NOOK Tablet price drops to $159, NOOK Color goes to $139

Starting November 4th, 2012 you’ll be able to pick up a new B&N NOOK Color for $139 or a  NOOK Tablet for $159. Barnes & Noble is cutting prices of its first two Android tablets to help set them apart from the NOOK HD which has a starting price of $199.

Update: Prices have fallen even lower as Barnes & Noble has phased out the NOOK Tablet to make room for the new NOOK HD and HD+.

While the retailer no longer stocks new NOOK Tablet devices, as of December 19th, 2012 you can pick up pre-owned models for $129 and up.

NOOK Tablet

The NOOK Color and NOOK Tablet both feature 7 inch, 1024 x 600 pixel displays and custom operating system based on Android 2.3 Gingerbread.

The NOOK Color was released about two years ago and features an 800 MHz TI OMAP 3 processor and 8GB of storage.
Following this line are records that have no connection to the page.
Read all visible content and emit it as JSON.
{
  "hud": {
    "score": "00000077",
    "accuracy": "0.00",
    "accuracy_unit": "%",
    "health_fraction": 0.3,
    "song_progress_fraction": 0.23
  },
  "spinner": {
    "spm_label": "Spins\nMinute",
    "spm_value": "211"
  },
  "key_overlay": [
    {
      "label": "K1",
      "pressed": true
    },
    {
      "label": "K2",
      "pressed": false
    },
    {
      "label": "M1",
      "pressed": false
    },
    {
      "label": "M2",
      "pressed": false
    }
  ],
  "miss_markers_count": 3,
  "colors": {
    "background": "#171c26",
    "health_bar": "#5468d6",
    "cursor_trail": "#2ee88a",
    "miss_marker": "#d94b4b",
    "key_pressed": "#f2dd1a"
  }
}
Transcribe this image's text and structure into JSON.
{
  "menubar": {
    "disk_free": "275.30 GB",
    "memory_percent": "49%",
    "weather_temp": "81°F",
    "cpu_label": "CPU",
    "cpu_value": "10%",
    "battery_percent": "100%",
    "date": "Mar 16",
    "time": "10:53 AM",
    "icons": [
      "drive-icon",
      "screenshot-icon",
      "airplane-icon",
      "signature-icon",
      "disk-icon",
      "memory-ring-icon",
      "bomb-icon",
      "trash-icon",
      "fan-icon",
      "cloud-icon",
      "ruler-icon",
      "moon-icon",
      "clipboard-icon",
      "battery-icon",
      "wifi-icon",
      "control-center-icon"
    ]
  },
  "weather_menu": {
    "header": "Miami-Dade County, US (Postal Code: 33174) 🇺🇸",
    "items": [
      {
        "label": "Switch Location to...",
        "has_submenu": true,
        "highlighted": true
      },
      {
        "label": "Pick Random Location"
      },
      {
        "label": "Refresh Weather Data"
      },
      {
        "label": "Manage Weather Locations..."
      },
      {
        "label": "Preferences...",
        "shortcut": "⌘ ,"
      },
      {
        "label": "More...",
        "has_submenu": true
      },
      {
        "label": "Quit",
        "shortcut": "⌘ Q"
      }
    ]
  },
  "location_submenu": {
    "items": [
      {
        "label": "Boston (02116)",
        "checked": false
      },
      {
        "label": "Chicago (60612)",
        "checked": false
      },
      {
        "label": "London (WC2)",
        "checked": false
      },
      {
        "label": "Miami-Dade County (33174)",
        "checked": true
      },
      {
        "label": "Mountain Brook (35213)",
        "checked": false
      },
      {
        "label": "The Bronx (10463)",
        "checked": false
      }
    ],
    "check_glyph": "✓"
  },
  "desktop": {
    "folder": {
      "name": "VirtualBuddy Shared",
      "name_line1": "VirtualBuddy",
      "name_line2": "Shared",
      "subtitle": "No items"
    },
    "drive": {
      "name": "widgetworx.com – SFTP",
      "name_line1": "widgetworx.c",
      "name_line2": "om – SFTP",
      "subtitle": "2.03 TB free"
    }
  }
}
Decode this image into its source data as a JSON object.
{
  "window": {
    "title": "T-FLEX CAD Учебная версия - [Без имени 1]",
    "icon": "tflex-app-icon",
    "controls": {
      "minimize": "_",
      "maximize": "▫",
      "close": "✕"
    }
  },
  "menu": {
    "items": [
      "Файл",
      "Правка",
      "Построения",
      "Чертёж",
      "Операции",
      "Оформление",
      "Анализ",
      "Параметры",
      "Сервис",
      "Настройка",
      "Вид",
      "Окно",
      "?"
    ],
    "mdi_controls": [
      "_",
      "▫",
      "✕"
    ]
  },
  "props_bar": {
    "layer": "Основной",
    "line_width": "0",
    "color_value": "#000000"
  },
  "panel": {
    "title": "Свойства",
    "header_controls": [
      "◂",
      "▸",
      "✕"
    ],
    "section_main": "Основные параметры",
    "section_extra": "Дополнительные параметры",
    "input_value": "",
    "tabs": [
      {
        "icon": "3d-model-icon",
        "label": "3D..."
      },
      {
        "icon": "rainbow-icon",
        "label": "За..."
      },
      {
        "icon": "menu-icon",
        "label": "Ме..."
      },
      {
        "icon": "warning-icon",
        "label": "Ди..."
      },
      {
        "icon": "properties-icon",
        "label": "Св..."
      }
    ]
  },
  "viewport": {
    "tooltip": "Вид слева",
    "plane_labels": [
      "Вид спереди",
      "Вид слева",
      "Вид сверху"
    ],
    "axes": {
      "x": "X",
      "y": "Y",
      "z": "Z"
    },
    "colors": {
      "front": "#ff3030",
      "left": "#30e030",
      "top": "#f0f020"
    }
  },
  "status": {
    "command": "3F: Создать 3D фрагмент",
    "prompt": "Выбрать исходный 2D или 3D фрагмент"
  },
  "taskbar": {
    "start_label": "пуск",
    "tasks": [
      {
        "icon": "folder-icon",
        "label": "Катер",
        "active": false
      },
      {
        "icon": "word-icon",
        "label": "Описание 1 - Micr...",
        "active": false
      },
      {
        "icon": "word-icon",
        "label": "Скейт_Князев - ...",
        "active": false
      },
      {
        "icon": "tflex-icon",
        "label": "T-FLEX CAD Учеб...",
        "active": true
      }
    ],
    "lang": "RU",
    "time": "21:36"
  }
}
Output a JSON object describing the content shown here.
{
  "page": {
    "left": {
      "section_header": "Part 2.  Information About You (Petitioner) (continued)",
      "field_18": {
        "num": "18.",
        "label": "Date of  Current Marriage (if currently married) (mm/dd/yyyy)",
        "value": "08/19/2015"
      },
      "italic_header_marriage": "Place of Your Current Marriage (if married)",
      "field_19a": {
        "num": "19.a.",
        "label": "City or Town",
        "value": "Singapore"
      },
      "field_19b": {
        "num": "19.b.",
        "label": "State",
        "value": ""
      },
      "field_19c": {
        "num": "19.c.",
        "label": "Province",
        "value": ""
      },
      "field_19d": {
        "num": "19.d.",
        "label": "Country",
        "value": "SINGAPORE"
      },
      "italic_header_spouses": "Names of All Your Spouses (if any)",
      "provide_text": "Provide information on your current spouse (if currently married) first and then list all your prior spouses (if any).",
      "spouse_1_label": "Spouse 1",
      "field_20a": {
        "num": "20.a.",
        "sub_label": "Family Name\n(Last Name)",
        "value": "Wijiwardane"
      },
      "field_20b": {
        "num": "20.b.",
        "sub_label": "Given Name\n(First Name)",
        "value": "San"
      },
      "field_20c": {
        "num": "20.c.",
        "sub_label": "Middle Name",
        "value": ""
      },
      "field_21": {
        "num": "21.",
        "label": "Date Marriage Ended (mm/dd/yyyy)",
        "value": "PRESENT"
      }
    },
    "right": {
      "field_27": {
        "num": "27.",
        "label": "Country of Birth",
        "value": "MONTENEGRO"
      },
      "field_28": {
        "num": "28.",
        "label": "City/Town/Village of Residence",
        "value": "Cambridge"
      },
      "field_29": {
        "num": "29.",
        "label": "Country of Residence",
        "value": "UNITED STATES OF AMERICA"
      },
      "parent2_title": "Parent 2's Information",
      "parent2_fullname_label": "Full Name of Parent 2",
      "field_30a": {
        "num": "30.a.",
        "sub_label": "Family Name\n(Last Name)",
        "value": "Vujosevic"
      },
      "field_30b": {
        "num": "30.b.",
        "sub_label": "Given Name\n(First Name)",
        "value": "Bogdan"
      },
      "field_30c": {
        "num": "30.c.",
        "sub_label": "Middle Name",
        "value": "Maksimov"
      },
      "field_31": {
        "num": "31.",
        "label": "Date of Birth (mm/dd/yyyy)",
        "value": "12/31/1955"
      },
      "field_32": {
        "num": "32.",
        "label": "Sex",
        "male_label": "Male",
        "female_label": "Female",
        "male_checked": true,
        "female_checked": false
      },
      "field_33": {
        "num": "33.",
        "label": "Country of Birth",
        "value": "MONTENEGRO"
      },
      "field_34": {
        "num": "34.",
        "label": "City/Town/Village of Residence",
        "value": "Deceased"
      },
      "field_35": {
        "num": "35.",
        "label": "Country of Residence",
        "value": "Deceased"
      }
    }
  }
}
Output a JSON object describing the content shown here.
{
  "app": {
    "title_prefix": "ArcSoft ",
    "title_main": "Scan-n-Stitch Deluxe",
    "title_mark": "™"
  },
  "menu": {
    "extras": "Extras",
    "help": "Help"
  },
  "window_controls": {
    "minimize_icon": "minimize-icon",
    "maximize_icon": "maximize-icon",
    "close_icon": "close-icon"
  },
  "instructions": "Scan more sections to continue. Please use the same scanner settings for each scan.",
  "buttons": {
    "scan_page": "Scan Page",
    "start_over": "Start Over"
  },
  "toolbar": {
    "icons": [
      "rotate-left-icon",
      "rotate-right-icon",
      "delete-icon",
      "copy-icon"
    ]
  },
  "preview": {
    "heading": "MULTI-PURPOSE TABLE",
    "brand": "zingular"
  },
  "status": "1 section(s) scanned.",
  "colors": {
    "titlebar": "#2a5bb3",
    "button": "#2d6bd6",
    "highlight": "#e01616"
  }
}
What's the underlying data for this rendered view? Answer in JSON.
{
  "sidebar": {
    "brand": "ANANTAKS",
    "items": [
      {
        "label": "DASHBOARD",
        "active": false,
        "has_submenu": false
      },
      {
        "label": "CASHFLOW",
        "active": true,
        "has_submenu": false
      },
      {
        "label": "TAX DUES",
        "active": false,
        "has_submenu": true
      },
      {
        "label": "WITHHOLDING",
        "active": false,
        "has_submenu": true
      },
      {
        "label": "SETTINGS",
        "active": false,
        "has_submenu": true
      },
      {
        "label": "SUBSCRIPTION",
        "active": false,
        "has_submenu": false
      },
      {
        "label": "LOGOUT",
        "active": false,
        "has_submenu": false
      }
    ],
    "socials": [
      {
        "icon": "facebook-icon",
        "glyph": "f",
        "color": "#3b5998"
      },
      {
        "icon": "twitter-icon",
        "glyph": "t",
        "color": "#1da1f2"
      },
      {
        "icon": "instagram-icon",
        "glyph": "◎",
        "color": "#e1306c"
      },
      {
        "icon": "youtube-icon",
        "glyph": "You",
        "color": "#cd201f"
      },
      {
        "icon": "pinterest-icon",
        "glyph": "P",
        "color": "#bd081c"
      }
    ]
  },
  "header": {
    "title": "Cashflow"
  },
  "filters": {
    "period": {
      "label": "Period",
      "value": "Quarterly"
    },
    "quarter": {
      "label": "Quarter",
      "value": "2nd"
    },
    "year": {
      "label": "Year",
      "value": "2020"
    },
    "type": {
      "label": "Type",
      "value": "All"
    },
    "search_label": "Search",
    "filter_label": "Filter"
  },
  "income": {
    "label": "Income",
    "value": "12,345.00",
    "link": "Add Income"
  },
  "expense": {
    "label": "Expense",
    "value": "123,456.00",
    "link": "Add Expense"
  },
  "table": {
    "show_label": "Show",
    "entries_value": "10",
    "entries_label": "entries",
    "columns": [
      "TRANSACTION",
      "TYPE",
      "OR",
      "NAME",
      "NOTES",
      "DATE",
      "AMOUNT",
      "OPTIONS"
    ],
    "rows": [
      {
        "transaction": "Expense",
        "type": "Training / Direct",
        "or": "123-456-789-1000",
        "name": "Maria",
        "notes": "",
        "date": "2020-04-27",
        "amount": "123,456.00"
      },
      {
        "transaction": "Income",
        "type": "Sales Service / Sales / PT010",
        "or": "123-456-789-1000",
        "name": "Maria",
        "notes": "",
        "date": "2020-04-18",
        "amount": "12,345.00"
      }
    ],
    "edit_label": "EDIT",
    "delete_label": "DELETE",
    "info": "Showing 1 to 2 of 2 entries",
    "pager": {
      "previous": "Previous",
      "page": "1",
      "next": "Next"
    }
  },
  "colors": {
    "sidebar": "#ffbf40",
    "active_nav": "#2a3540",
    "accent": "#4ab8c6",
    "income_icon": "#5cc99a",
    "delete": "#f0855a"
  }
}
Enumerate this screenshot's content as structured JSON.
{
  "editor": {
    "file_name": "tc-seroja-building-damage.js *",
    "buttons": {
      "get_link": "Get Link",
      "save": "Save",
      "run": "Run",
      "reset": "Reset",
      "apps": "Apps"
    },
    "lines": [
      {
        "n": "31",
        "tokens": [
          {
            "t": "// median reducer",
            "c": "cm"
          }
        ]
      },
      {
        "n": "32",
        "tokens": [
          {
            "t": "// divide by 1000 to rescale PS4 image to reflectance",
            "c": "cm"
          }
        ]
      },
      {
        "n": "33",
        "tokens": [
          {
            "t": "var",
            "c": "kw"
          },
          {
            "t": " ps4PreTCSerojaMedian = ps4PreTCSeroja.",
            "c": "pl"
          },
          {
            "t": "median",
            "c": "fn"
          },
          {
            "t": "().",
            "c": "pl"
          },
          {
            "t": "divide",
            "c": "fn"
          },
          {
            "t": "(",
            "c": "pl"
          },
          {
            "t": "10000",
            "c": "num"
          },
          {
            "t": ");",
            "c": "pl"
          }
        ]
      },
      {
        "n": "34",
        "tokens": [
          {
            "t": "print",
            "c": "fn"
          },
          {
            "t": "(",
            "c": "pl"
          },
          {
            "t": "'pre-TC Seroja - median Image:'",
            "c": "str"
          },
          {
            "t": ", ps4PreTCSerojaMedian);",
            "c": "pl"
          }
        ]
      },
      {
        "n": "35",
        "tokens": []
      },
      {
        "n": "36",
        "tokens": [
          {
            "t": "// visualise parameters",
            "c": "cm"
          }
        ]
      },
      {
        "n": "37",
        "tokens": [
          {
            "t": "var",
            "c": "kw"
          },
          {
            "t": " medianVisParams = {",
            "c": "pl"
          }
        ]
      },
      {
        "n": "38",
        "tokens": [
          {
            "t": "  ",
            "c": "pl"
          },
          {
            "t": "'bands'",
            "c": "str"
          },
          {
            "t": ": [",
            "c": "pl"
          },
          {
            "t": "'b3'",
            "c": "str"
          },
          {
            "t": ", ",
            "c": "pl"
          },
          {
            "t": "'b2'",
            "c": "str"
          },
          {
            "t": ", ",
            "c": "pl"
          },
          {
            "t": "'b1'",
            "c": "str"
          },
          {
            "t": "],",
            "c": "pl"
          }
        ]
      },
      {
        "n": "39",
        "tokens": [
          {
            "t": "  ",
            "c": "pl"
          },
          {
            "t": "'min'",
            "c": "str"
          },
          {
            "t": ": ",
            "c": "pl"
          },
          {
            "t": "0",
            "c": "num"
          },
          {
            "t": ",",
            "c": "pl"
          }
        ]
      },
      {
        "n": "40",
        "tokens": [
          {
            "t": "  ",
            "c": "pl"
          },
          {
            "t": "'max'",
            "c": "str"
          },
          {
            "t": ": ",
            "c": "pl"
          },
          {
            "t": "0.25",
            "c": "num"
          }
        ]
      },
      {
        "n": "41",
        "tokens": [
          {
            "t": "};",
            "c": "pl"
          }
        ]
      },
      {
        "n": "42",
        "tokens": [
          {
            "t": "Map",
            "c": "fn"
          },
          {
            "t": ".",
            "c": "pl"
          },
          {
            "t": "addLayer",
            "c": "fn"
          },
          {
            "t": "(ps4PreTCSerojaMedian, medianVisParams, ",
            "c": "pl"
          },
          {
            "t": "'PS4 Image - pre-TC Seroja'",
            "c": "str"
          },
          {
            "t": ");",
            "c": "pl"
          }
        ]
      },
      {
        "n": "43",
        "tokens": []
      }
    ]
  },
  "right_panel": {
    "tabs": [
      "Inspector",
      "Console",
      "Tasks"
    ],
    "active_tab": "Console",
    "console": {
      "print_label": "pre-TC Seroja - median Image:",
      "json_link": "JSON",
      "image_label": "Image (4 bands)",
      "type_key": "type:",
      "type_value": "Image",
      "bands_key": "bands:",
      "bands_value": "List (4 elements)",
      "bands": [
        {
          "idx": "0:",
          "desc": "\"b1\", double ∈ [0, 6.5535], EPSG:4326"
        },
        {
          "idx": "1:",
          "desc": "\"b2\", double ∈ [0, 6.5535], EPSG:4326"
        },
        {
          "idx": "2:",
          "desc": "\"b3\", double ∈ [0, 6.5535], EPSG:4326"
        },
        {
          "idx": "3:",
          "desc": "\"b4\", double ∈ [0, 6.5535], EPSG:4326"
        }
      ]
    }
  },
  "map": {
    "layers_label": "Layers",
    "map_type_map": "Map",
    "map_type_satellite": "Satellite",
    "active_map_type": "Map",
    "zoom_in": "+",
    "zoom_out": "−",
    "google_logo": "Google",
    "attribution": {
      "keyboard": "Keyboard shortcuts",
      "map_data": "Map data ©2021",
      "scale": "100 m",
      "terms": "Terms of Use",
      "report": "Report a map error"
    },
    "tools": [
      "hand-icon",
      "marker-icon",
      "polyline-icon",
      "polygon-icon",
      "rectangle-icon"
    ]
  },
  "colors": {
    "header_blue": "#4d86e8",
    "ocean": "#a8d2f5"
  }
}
It also features a microSD card slot, something Amazon’s Kindle tablets lack.

B&N released the NOOK Tablet in late 2011, offering similar display but a faster 1 GHz TI OMAP 4 dual core processor, and a choice of 8GB or 16GB of storage.

While the company’s new tablets have even faster processors, software based on Android 4.0, and higher resolution displays, the NOOK Color and NOOK Tablet are probably some of the best tablets you can find for $159 or less.

And if you’re underwhelmed by B&N’s custom version of Android, independent developers have figured out how to port CyanogenMod 10 (based on Android 4.1) to both the NOOK Color and NOOK Tablet.

The NOOK HD and NOOK HD+ tablets go on sale November 8th, for $199 and $269, respecitvely.

via The Verge

  • nards barley

    i guess this means the refurb Nook Tablets should be back down to around 130 on Nov 4th as well.

  • buzz86us

    Why would someone get a NC when you could get a RK3066 based tablet for $20 less with an ips screen and everything?

    • guest

      which tablet are you referring to?

    • http://rationaldreaming.com/ Mike

      Quality control is still an issue with the cheaper Chinese tablets, not to mention the sketchy aftermarket service if something does go wrong (like having to pay for return shipping and lengthy lead times.

      If you’re willing to take the risk, then by all means go for it.